What this task involves
Pick every line from the data that holds the word "down".

Dataset records

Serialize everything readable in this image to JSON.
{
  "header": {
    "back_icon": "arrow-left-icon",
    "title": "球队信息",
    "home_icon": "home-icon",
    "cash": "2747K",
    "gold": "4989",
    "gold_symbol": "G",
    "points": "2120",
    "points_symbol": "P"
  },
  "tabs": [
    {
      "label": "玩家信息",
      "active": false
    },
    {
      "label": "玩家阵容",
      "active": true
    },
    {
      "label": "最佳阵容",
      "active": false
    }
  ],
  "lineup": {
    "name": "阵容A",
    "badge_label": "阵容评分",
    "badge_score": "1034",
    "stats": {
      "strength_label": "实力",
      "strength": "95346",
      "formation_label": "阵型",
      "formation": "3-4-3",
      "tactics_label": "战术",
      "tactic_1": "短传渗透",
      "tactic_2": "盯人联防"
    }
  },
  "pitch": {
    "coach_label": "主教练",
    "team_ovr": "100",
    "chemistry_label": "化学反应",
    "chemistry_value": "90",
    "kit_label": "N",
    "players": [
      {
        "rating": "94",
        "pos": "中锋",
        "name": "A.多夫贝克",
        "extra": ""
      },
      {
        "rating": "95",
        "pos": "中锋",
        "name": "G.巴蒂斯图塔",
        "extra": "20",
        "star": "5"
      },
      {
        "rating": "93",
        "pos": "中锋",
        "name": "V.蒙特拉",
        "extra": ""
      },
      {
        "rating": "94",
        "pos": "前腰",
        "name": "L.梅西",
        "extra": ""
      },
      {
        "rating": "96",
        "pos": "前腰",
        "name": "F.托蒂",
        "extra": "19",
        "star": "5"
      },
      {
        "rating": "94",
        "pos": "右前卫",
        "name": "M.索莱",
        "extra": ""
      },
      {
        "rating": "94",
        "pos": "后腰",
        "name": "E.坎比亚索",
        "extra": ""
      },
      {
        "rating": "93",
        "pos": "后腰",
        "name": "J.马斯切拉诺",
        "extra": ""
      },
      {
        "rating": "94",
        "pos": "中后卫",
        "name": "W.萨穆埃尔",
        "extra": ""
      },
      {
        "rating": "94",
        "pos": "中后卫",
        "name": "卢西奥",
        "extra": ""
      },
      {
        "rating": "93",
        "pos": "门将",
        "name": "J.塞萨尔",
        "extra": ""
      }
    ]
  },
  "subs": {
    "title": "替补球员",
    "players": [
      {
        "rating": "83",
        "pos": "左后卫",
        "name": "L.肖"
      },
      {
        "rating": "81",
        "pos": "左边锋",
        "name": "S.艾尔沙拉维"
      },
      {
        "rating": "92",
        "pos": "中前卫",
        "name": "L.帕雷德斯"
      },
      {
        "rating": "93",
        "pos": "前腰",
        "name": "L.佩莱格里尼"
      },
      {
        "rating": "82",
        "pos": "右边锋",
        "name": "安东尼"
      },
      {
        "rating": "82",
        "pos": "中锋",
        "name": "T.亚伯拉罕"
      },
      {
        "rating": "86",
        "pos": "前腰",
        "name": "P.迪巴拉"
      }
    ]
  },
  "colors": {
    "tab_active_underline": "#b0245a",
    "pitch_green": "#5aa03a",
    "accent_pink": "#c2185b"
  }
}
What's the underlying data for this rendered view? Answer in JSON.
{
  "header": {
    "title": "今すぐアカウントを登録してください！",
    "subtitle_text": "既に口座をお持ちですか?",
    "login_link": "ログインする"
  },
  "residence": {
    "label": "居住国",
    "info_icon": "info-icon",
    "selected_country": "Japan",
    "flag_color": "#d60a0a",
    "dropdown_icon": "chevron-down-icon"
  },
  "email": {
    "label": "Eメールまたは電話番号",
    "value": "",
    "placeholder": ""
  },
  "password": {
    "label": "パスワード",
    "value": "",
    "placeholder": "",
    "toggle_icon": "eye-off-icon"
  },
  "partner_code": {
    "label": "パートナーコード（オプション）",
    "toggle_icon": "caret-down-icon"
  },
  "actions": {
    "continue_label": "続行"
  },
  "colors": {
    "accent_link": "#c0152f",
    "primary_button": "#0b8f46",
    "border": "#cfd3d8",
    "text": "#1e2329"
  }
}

Written answer
    "dropdown_icon": "chevron-down-icon"
    "toggle_icon": "caret-down-icon"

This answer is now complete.